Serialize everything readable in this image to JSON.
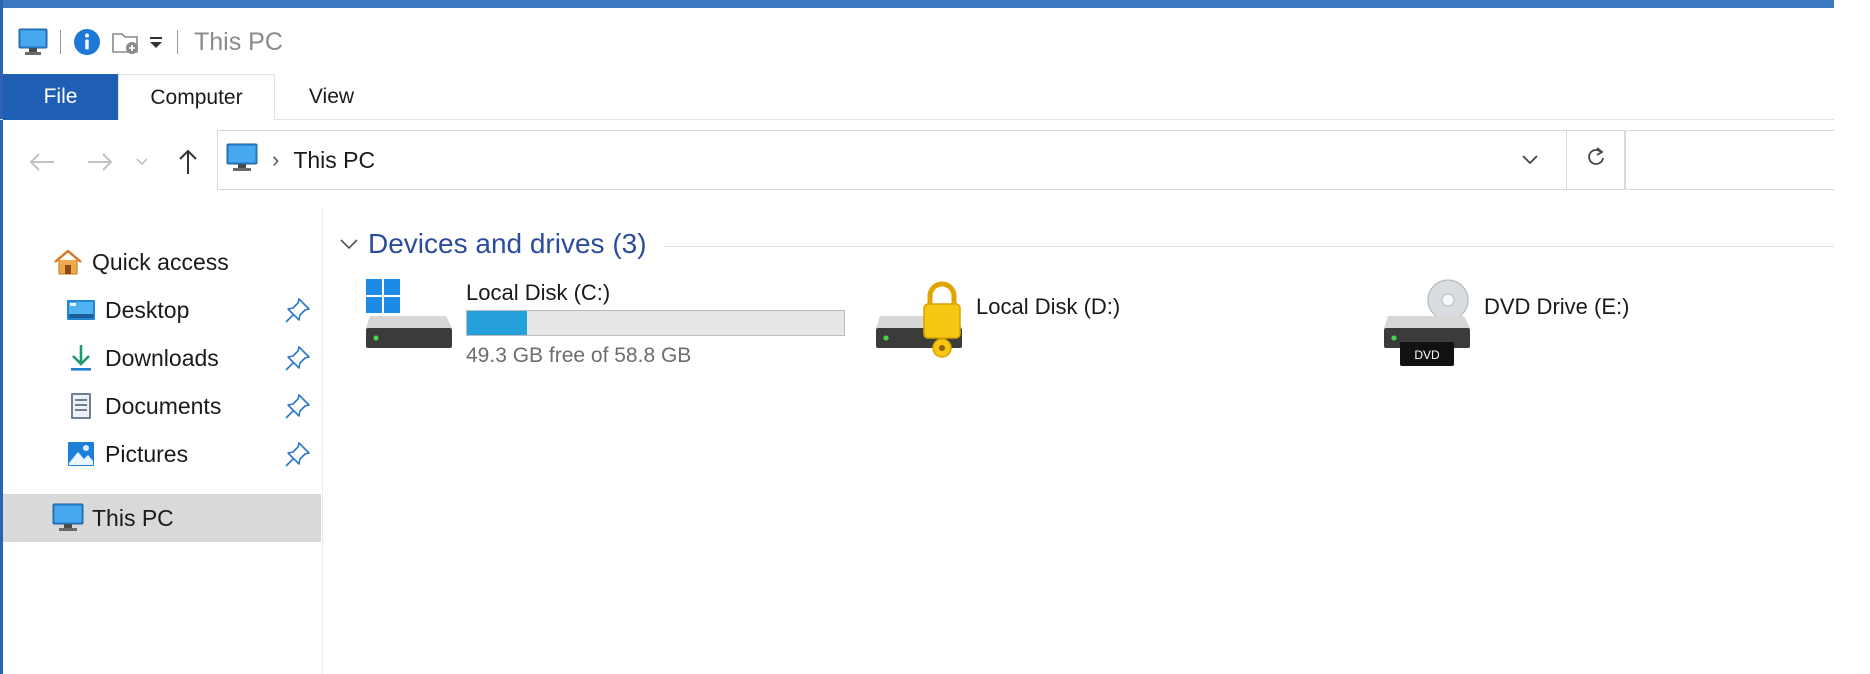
{
  "window": {
    "title": "This PC",
    "accent_color": "#1e5fb4"
  },
  "quick_access_toolbar": {
    "icons": [
      "this-pc-icon",
      "properties-icon",
      "new-folder-icon",
      "customize-dropdown-icon"
    ]
  },
  "ribbon": {
    "tabs": [
      {
        "label": "File",
        "active": false
      },
      {
        "label": "Computer",
        "active": true
      },
      {
        "label": "View",
        "active": false
      }
    ]
  },
  "navigation": {
    "back_icon": "back-arrow-icon",
    "forward_icon": "forward-arrow-icon",
    "recent_icon": "chevron-down-icon",
    "up_icon": "up-arrow-icon"
  },
  "address_bar": {
    "crumbs": [
      "This PC"
    ],
    "dropdown_icon": "chevron-down-icon",
    "refresh_icon": "refresh-icon"
  },
  "search": {
    "placeholder": "",
    "value": ""
  },
  "nav_pane": {
    "quick_access": {
      "label": "Quick access",
      "icon": "home-icon"
    },
    "pinned": [
      {
        "label": "Desktop",
        "icon": "desktop-icon",
        "pinned": true
      },
      {
        "label": "Downloads",
        "icon": "download-icon",
        "pinned": true
      },
      {
        "label": "Documents",
        "icon": "document-icon",
        "pinned": true
      },
      {
        "label": "Pictures",
        "icon": "pictures-icon",
        "pinned": true
      }
    ],
    "this_pc": {
      "label": "This PC",
      "icon": "this-pc-icon",
      "selected": true
    }
  },
  "content": {
    "group": {
      "title": "Devices and drives (3)",
      "chevron_icon": "chevron-down-icon"
    },
    "drives": [
      {
        "name": "Local Disk (C:)",
        "icon": "windows-drive-icon",
        "free_text": "49.3 GB free of 58.8 GB",
        "used_fraction": 0.16,
        "bar_color": "#26a0da"
      },
      {
        "name": "Local Disk (D:)",
        "icon": "locked-drive-icon"
      },
      {
        "name": "DVD Drive (E:)",
        "icon": "dvd-drive-icon",
        "badge": "DVD"
      }
    ]
  }
}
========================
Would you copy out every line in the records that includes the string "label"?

* **RESPONSE BOX**:
        "label": "File",
        "label": "Computer",
        "label": "View",
      "label": "Quick access",
        "label": "Desktop",
        "label": "Downloads",
        "label": "Documents",
        "label": "Pictures",
      "label": "This PC",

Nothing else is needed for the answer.